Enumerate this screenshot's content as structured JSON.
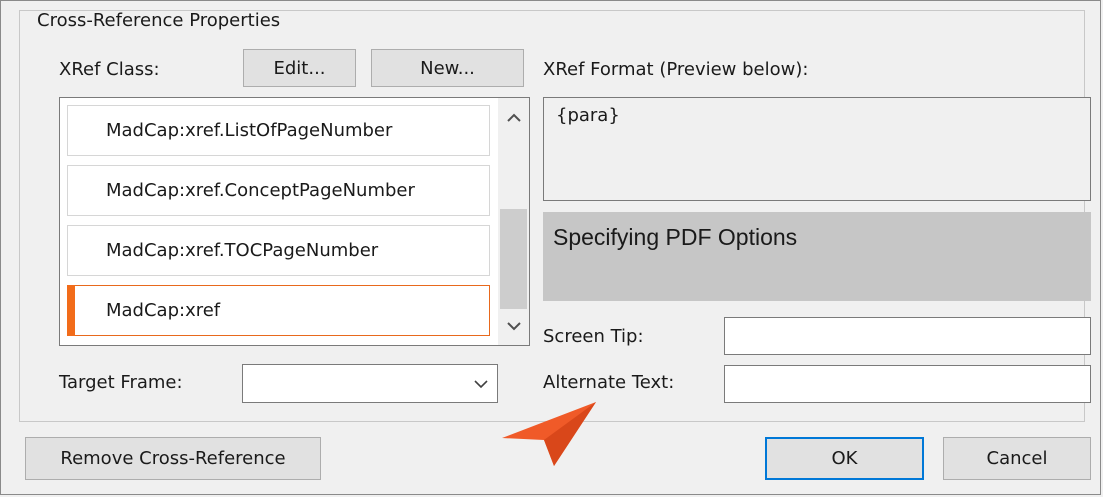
{
  "group": {
    "legend": "Cross-Reference Properties"
  },
  "xref_class": {
    "label": "XRef Class:",
    "edit_label": "Edit...",
    "new_label": "New...",
    "items": [
      "MadCap:xref.ListOfPageNumber",
      "MadCap:xref.ConceptPageNumber",
      "MadCap:xref.TOCPageNumber",
      "MadCap:xref"
    ],
    "selected_item": "MadCap:xref"
  },
  "target_frame": {
    "label": "Target Frame:",
    "value": ""
  },
  "xref_format": {
    "label": "XRef Format (Preview below):",
    "value": "{para}",
    "preview": "Specifying PDF Options"
  },
  "screen_tip": {
    "label": "Screen Tip:",
    "value": ""
  },
  "alternate_text": {
    "label": "Alternate Text:",
    "value": ""
  },
  "buttons": {
    "remove": "Remove Cross-Reference",
    "ok": "OK",
    "cancel": "Cancel"
  },
  "icons": {
    "scroll_up": "chevron-up-icon",
    "scroll_down": "chevron-down-icon",
    "combo": "chevron-down-icon",
    "pointer": "pointer-arrow-icon"
  },
  "colors": {
    "selection_accent": "#f26c1a",
    "default_button_border": "#0078d7",
    "preview_background": "#c6c6c6",
    "pointer": "#f05a28"
  }
}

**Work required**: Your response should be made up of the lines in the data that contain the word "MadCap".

**Result of the exercise**:
      "MadCap:xref.ListOfPageNumber",
      "MadCap:xref.ConceptPageNumber",
      "MadCap:xref.TOCPageNumber",
      "MadCap:xref"
    "selected_item": "MadCap:xref"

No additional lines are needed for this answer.